Ricardo Fernandes, alumnus of the Graduate School and now a post-doctoral fellow at the Universities of Kiel and Cambridge, has developed a Bayesian mathematical model for the analysis of dietary habits.
The analysis of dietary habits – be it recent or ancient, be it of humans or animals – is a vital part of many scientific projects. The model is called Food Reconstruction Using Isotopic Transferred Signals (FRUITS, logo shown above). It comes as a user-friendly software that is capable of providing dietary estimates. PLOS ONE published a paper by Ricardo and his co-authors Andrew R. Millard, Marek Brabec, Marie-Josée Nadeau and Pieter Grootes about FRUITS on February 13.
“FRUITS compares chemical, usually isotopic, signatures measured in potential food groups with those measured in consumer tissues (e.g. bone, flesh, hair, etc)”, Ricardo explains. “The chemical signatures in a consumer are the result of the mixing of the dietary sources consumed in different proportions. Using Bayesian statistics to analyze food and consumer data, FRUITS is capable of separating the contributions of the different food groups.”

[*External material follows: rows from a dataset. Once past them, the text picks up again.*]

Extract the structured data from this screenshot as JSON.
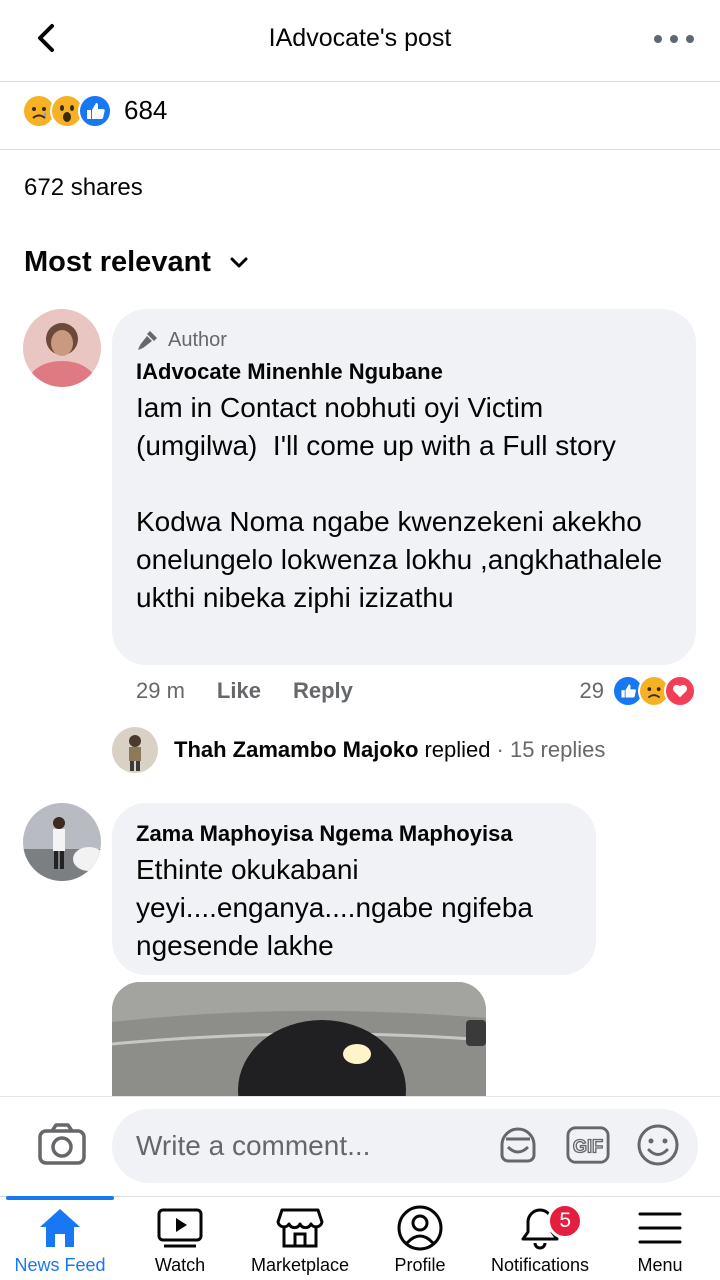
{
  "header": {
    "title": "IAdvocate's post",
    "back_icon": "chevron-left-icon",
    "more_icon": "more-horizontal-icon"
  },
  "reactions": {
    "icons": [
      "sad-icon",
      "wow-icon",
      "like-icon"
    ],
    "count": "684"
  },
  "shares": "672 shares",
  "sort": {
    "label": "Most relevant",
    "icon": "chevron-down-icon"
  },
  "comments": [
    {
      "badge": "Author",
      "name": "IAdvocate Minenhle Ngubane",
      "text": "Iam in Contact nobhuti oyi Victim (umgilwa)  I'll come up with a Full story\n\nKodwa Noma ngabe kwenzekeni akekho onelungelo lokwenza lokhu ,angkhathalele ukthi nibeka ziphi izizathu",
      "time": "29 m",
      "like_label": "Like",
      "reply_label": "Reply",
      "reaction_count": "29",
      "reaction_icons": [
        "like-icon",
        "sad-icon",
        "love-icon"
      ],
      "replies": {
        "name": "Thah Zamambo Majoko",
        "action": "replied",
        "count": "· 15 replies"
      }
    },
    {
      "name": "Zama Maphoyisa Ngema Maphoyisa",
      "text": "Ethinte okukabani yeyi....enganya....ngabe ngifeba ngesende lakhe"
    }
  ],
  "composer": {
    "placeholder": "Write a comment..."
  },
  "nav": {
    "items": [
      {
        "label": "News Feed",
        "icon": "home-icon",
        "active": true
      },
      {
        "label": "Watch",
        "icon": "video-icon"
      },
      {
        "label": "Marketplace",
        "icon": "shop-icon"
      },
      {
        "label": "Profile",
        "icon": "profile-icon"
      },
      {
        "label": "Notifications",
        "icon": "bell-icon",
        "badge": "5"
      },
      {
        "label": "Menu",
        "icon": "menu-icon"
      }
    ]
  },
  "colors": {
    "brand": "#1877f2",
    "bubble": "#f0f2f5",
    "secondary_text": "#65676b",
    "badge": "#e41e3f",
    "love": "#f33e58",
    "reaction_yellow": "#f7b125"
  }
}
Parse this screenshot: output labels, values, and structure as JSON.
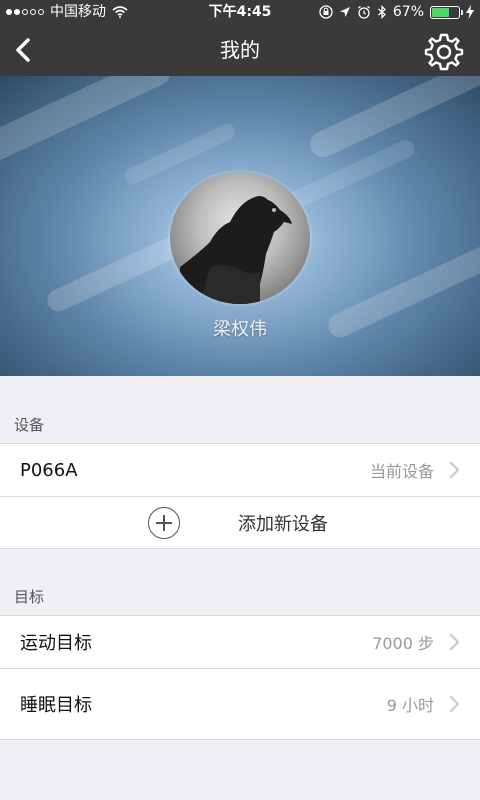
{
  "status_bar": {
    "carrier": "中国移动",
    "time": "下午4:45",
    "battery_percent": "67%",
    "battery_level": 0.67,
    "signal_bars_on": 2,
    "signal_bars_total": 5
  },
  "nav": {
    "title": "我的",
    "back_icon": "chevron-left-icon",
    "settings_icon": "gear-icon"
  },
  "profile": {
    "username": "梁权伟"
  },
  "devices": {
    "section_label": "设备",
    "items": [
      {
        "label": "P066A",
        "value": "当前设备"
      }
    ],
    "add_label": "添加新设备"
  },
  "goals": {
    "section_label": "目标",
    "items": [
      {
        "label": "运动目标",
        "value": "7000 步"
      },
      {
        "label": "睡眠目标",
        "value": "9 小时"
      }
    ]
  },
  "colors": {
    "topbar": "#3a3a3a",
    "background": "#efeff4",
    "battery_fill": "#4cd964",
    "value_text": "#9a9a9a"
  }
}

The model has recently been applied for manifold purposes, such as reconstructing the dietary habits of Neolithic populations in northern Germany, identifying the origins of nutrients in marine food webs, and for studying the origins of gut microbial community structure within mice. Ricardo regards FRUITS as applicable in many fields of research, e.g. ecology, archaeology, forensics, or dietary physics.
Text: Jirka N. Menke